> [Data records for software interfaces]
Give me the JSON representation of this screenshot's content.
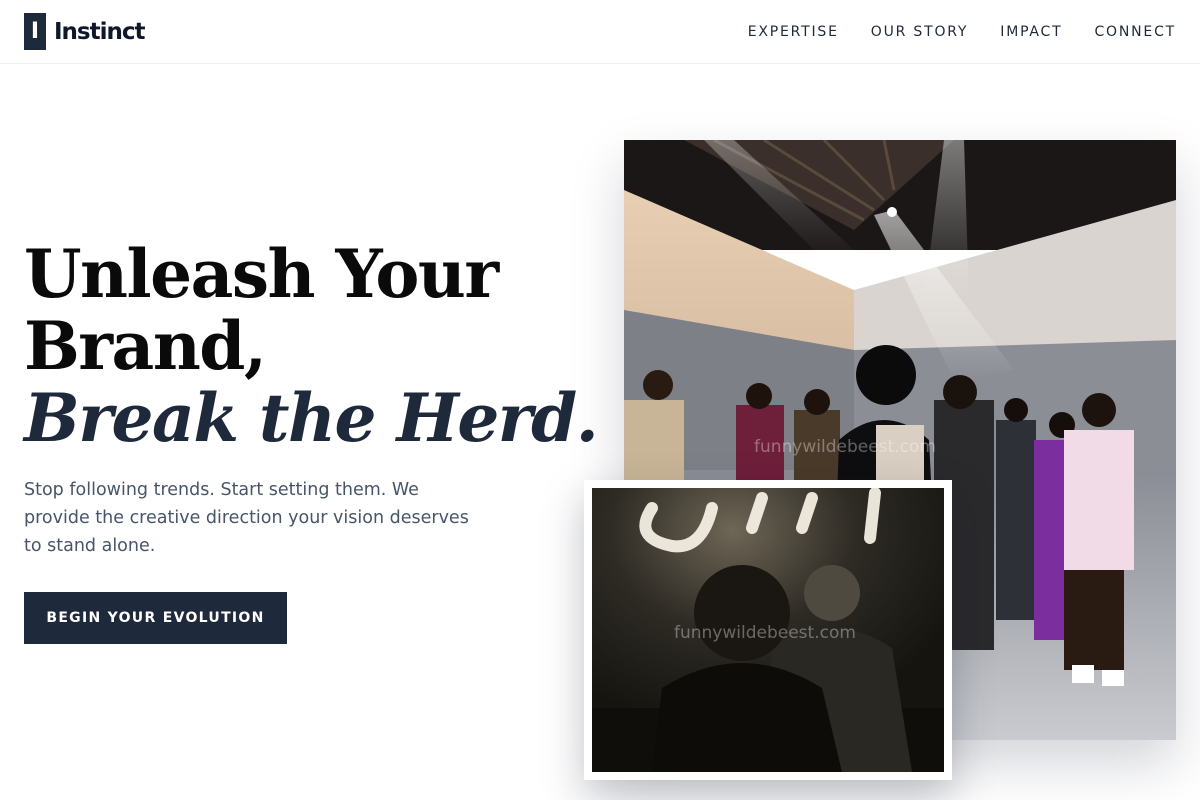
{
  "brand": {
    "mark": "I",
    "name": "Instinct"
  },
  "nav": [
    {
      "label": "EXPERTISE"
    },
    {
      "label": "OUR STORY"
    },
    {
      "label": "IMPACT"
    },
    {
      "label": "CONNECT"
    }
  ],
  "hero": {
    "headline_line1": "Unleash Your",
    "headline_line2": "Brand,",
    "headline_accent": "Break the Herd.",
    "subcopy": "Stop following trends. Start setting them. We provide the creative direction your vision deserves to stand alone.",
    "cta_label": "BEGIN YOUR EVOLUTION"
  },
  "images": {
    "main_watermark": "funnywildebeest.com",
    "inset_watermark": "funnywildebeest.com"
  },
  "colors": {
    "accent_navy": "#1e293b",
    "text_dark": "#0a0a0a",
    "text_muted": "#475569"
  }
}
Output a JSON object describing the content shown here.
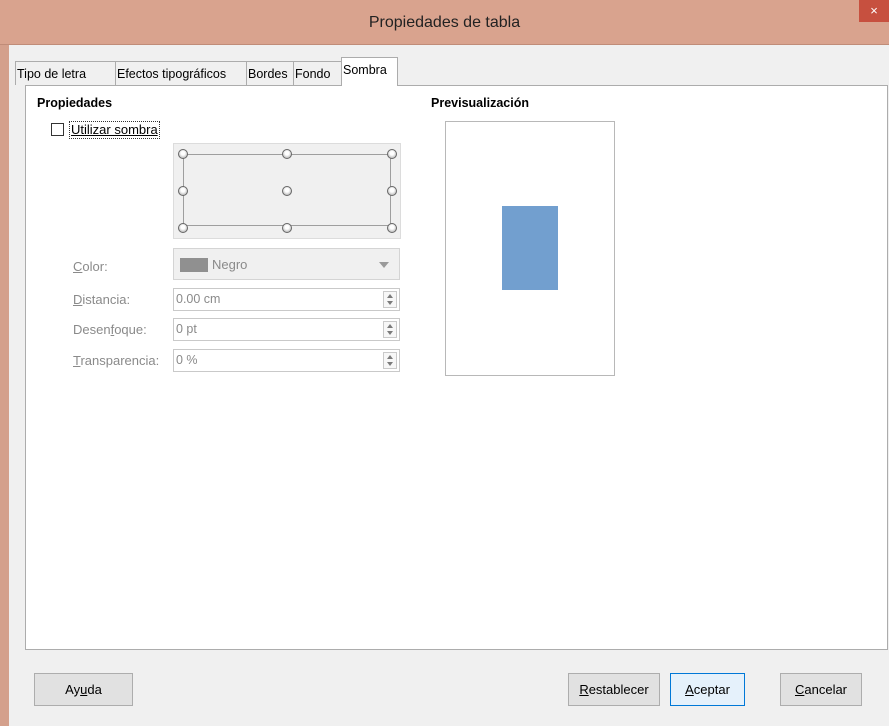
{
  "window": {
    "title": "Propiedades de tabla",
    "close_glyph": "×"
  },
  "tabs": [
    {
      "label": "Tipo de letra",
      "active": false
    },
    {
      "label": "Efectos tipográficos",
      "active": false
    },
    {
      "label": "Bordes",
      "active": false
    },
    {
      "label": "Fondo",
      "active": false
    },
    {
      "label": "Sombra",
      "active": true
    }
  ],
  "properties": {
    "heading": "Propiedades",
    "use_shadow": {
      "label": "Utilizar sombra",
      "checked": false
    },
    "color": {
      "label_prefix": "",
      "label_u": "C",
      "label_rest": "olor:",
      "value": "Negro",
      "swatch": "#909090"
    },
    "distance": {
      "label_u": "D",
      "label_rest": "istancia:",
      "value": "0.00 cm"
    },
    "blur": {
      "label_pre": "Desen",
      "label_u": "f",
      "label_rest": "oque:",
      "value": "0 pt"
    },
    "transparency": {
      "label_u": "T",
      "label_rest": "ransparencia:",
      "value": "0 %"
    }
  },
  "preview": {
    "heading": "Previsualización",
    "table_color": "#729fcf"
  },
  "buttons": {
    "help": {
      "pre": "Ay",
      "u": "u",
      "post": "da"
    },
    "reset": {
      "pre": "",
      "u": "R",
      "post": "establecer"
    },
    "ok": {
      "pre": "",
      "u": "A",
      "post": "ceptar"
    },
    "cancel": {
      "pre": "",
      "u": "C",
      "post": "ancelar"
    }
  },
  "colors": {
    "titlebar": "#d9a38e",
    "dialog_bg": "#f0f0f0",
    "accent": "#0078d7"
  }
}
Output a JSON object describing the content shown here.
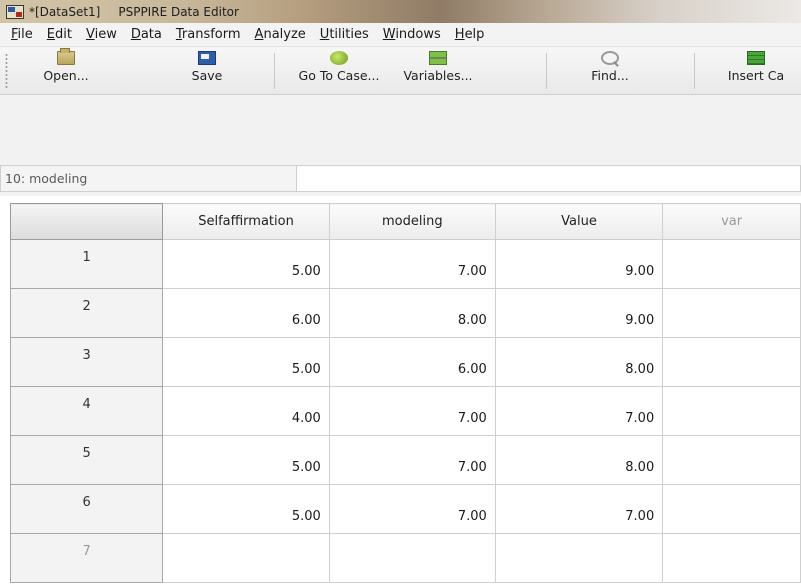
{
  "window": {
    "dataset": "*[DataSet1]",
    "app_title": "PSPPIRE Data Editor"
  },
  "menu": [
    {
      "first": "F",
      "rest": "ile"
    },
    {
      "first": "E",
      "rest": "dit"
    },
    {
      "first": "V",
      "rest": "iew"
    },
    {
      "first": "D",
      "rest": "ata"
    },
    {
      "first": "T",
      "rest": "ransform"
    },
    {
      "first": "A",
      "rest": "nalyze"
    },
    {
      "first": "U",
      "rest": "tilities"
    },
    {
      "first": "W",
      "rest": "indows"
    },
    {
      "first": "H",
      "rest": "elp"
    }
  ],
  "toolbar": {
    "open": "Open...",
    "save": "Save",
    "goto_case": "Go To Case...",
    "variables": "Variables...",
    "find": "Find...",
    "insert_case": "Insert Ca"
  },
  "cell_ref": {
    "label": "10: modeling",
    "value": ""
  },
  "grid": {
    "columns": [
      "Selfaffirmation",
      "modeling",
      "Value",
      "var"
    ],
    "rows": [
      {
        "num": "1",
        "cells": [
          "5.00",
          "7.00",
          "9.00",
          ""
        ]
      },
      {
        "num": "2",
        "cells": [
          "6.00",
          "8.00",
          "9.00",
          ""
        ]
      },
      {
        "num": "3",
        "cells": [
          "5.00",
          "6.00",
          "8.00",
          ""
        ]
      },
      {
        "num": "4",
        "cells": [
          "4.00",
          "7.00",
          "7.00",
          ""
        ]
      },
      {
        "num": "5",
        "cells": [
          "5.00",
          "7.00",
          "8.00",
          ""
        ]
      },
      {
        "num": "6",
        "cells": [
          "5.00",
          "7.00",
          "7.00",
          ""
        ]
      },
      {
        "num": "7",
        "cells": [
          "",
          "",
          "",
          ""
        ]
      }
    ]
  }
}
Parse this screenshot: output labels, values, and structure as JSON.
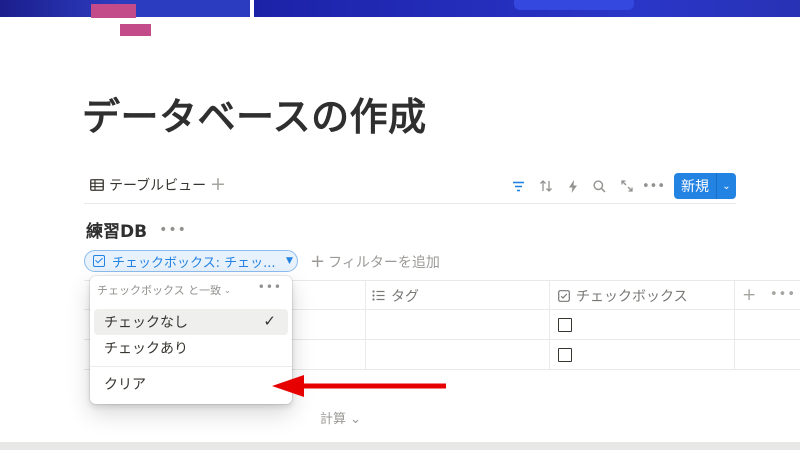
{
  "colors": {
    "accent": "#2383e2",
    "icon_pink": "#c44b8a",
    "cover_blue": "#2c3cc0",
    "annotation_arrow": "#e60000"
  },
  "page": {
    "title": "データベースの作成"
  },
  "views": {
    "tab_label": "テーブルビュー",
    "add_label": "+"
  },
  "toolbar": {
    "new_label": "新規",
    "new_menu": "⌄",
    "more": "•••"
  },
  "database": {
    "title": "練習DB",
    "more": "•••"
  },
  "filter": {
    "chip_label": "チェックボックス: チェッ...",
    "add_label": "フィルターを追加",
    "add_plus": "+"
  },
  "table": {
    "columns": [
      {
        "label": "タグ",
        "icon": "list-icon"
      },
      {
        "label": "チェックボックス",
        "icon": "checkbox-icon"
      }
    ],
    "add_column": "+",
    "more": "•••",
    "calc_label": "計算 ⌄",
    "rows": [
      {
        "checked": false
      },
      {
        "checked": false
      }
    ]
  },
  "dropdown": {
    "header_label": "チェックボックス と一致",
    "header_chevron": "⌄",
    "more": "•••",
    "options": [
      {
        "label": "チェックなし",
        "selected": true
      },
      {
        "label": "チェックあり",
        "selected": false
      }
    ],
    "selected_mark": "✓",
    "clear_label": "クリア"
  }
}
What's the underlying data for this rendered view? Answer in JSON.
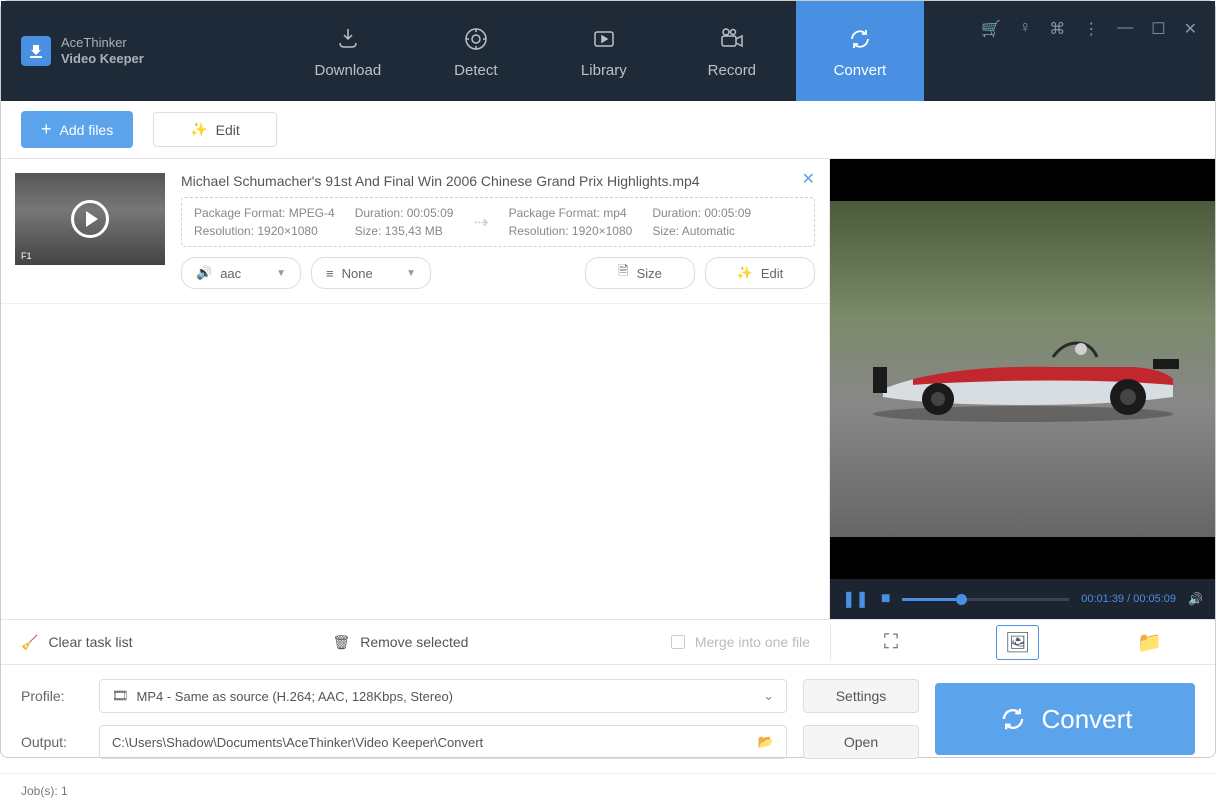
{
  "app": {
    "name_line1": "AceThinker",
    "name_line2": "Video Keeper"
  },
  "tabs": {
    "download": "Download",
    "detect": "Detect",
    "library": "Library",
    "record": "Record",
    "convert": "Convert"
  },
  "toolbar": {
    "add_files": "Add files",
    "edit": "Edit"
  },
  "file": {
    "title": "Michael Schumacher's 91st And Final Win  2006 Chinese Grand Prix Highlights.mp4",
    "src_package": "Package Format: MPEG-4",
    "src_resolution": "Resolution: 1920×1080",
    "src_duration": "Duration: 00:05:09",
    "src_size": "Size: 135,43 MB",
    "dst_package": "Package Format: mp4",
    "dst_resolution": "Resolution: 1920×1080",
    "dst_duration": "Duration: 00:05:09",
    "dst_size": "Size: Automatic",
    "audio_dd": "aac",
    "subtitle_dd": "None",
    "size_btn": "Size",
    "edit_btn": "Edit"
  },
  "player": {
    "time": "00:01:39 / 00:05:09"
  },
  "sec": {
    "clear": "Clear task list",
    "remove": "Remove selected",
    "merge": "Merge into one file"
  },
  "config": {
    "profile_label": "Profile:",
    "profile_value": "MP4 - Same as source (H.264; AAC, 128Kbps, Stereo)",
    "output_label": "Output:",
    "output_value": "C:\\Users\\Shadow\\Documents\\AceThinker\\Video Keeper\\Convert",
    "settings_btn": "Settings",
    "open_btn": "Open",
    "convert_btn": "Convert"
  },
  "status": {
    "jobs": "Job(s): 1"
  }
}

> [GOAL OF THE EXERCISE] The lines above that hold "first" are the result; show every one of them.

> [EXERCISE OUTPUT]
      "first": "F",
      "first": "E",
      "first": "V",
      "first": "D",
      "first": "T",
      "first": "A",
      "first": "U",
      "first": "W",
      "first": "H",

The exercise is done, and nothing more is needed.